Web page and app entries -
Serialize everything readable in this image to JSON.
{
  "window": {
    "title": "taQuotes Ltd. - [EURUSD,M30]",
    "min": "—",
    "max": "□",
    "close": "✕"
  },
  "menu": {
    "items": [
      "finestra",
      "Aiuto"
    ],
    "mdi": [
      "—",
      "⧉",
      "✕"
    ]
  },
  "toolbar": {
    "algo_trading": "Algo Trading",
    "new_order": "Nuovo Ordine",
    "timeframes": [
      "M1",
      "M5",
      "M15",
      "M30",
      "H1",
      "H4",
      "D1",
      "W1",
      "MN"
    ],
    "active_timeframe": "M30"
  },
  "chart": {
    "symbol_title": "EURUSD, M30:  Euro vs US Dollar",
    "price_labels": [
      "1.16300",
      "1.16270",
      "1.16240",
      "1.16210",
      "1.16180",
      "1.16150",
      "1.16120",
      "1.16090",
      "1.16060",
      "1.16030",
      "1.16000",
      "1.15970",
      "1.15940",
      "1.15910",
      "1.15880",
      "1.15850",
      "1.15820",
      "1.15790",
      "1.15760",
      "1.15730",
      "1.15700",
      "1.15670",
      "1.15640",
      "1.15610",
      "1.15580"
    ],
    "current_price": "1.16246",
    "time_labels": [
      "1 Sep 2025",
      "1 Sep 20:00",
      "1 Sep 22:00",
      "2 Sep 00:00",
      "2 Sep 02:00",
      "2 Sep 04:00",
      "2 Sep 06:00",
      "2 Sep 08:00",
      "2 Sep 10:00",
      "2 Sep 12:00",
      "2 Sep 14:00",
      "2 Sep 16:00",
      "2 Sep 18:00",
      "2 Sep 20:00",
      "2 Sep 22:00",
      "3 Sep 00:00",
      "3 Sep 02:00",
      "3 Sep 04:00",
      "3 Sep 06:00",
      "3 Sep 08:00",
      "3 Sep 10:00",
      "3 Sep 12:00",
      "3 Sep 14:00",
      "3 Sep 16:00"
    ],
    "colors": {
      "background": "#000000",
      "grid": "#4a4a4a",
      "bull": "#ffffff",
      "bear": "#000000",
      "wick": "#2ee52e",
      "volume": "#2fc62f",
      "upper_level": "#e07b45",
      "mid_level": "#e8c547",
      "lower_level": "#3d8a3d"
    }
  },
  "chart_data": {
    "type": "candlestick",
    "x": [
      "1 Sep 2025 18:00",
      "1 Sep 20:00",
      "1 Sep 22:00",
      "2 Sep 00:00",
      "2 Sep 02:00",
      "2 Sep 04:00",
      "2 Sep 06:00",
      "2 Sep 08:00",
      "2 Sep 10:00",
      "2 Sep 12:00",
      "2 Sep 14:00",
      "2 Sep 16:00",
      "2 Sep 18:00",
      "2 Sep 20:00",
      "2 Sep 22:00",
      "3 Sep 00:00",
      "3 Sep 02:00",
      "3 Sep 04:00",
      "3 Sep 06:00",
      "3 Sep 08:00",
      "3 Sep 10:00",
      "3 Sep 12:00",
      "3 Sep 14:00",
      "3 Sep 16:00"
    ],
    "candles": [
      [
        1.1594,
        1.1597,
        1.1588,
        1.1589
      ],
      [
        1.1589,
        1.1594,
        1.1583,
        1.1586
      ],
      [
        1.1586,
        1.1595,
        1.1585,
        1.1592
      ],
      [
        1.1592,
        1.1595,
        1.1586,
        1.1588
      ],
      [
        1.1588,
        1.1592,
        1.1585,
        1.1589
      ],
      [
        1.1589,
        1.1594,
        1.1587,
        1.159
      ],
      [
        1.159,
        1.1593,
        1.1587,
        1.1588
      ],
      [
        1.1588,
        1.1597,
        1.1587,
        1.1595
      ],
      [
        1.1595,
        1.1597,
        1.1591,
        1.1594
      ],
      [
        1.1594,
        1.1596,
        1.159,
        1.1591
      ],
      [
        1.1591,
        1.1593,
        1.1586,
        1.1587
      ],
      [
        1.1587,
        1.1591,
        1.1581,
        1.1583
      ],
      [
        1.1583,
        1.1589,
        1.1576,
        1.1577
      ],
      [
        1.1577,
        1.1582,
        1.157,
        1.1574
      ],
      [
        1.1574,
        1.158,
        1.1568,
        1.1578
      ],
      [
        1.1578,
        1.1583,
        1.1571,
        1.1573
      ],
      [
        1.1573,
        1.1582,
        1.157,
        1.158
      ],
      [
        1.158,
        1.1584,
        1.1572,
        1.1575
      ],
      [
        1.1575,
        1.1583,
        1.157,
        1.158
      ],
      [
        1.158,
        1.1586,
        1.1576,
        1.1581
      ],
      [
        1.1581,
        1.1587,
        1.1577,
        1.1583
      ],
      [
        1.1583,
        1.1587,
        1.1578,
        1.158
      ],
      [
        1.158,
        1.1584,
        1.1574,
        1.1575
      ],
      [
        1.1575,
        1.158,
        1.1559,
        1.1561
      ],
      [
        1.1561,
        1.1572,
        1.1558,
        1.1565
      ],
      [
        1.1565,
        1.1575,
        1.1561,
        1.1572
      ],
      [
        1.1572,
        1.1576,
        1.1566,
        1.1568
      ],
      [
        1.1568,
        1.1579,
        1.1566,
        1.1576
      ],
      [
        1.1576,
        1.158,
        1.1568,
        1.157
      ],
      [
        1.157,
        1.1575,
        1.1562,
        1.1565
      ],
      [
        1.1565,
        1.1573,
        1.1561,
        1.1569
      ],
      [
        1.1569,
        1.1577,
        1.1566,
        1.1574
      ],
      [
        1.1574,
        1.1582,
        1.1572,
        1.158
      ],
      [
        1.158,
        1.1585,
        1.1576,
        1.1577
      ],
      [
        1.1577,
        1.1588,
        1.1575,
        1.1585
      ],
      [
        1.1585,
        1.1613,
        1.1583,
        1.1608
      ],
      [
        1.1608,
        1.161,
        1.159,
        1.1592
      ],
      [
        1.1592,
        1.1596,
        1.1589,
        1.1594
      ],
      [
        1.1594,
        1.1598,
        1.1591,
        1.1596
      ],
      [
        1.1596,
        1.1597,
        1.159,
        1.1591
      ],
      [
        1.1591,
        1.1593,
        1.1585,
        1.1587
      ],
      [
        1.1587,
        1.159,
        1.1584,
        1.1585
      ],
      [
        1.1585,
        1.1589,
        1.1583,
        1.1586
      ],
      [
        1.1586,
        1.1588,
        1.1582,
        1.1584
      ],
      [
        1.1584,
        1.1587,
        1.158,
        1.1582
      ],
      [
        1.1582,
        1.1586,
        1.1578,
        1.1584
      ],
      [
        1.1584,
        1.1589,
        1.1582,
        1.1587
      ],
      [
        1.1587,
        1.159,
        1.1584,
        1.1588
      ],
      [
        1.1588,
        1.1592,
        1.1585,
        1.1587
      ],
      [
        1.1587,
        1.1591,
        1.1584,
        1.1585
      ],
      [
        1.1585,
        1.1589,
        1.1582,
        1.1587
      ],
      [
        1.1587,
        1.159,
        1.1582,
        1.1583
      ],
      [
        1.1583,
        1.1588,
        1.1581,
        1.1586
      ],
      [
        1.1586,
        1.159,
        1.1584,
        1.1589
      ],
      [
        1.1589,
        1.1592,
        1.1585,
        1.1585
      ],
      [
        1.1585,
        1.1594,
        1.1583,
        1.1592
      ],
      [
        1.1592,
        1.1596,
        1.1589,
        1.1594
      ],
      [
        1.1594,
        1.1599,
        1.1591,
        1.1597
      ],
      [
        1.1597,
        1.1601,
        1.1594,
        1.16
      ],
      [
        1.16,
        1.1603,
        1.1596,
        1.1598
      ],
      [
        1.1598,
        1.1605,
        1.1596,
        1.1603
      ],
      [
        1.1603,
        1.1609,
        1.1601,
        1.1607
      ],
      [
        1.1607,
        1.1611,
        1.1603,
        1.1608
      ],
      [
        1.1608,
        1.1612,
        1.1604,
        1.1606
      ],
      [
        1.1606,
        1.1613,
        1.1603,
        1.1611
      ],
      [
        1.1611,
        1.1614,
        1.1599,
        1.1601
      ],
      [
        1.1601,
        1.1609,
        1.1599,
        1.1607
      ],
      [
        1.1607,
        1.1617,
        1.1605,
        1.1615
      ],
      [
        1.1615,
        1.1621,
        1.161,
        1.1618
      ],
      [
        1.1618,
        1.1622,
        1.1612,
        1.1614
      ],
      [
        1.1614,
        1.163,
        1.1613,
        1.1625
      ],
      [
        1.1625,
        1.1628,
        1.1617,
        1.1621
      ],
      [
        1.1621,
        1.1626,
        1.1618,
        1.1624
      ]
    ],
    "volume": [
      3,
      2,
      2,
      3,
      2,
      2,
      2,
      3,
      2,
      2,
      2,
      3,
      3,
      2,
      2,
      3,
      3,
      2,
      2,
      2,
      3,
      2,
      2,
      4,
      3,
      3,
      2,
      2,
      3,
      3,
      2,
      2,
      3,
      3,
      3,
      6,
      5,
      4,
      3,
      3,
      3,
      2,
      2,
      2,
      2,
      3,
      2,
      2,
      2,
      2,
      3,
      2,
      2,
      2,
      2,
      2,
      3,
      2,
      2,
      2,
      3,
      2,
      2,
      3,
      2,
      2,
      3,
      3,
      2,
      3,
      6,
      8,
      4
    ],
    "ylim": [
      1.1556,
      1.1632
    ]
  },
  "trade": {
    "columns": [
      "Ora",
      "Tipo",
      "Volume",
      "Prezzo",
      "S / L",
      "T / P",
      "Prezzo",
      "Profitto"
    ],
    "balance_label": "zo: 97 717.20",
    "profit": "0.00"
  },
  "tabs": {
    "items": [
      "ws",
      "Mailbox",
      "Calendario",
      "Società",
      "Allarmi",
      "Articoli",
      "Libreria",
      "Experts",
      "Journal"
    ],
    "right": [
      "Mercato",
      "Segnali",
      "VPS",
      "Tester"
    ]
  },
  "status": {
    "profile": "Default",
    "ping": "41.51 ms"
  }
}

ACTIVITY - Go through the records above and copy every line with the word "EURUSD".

SOLUTION FOR THIS TASK -
    "title": "taQuotes Ltd. - [EURUSD,M30]",
    "symbol_title": "EURUSD, M30:  Euro vs US Dollar",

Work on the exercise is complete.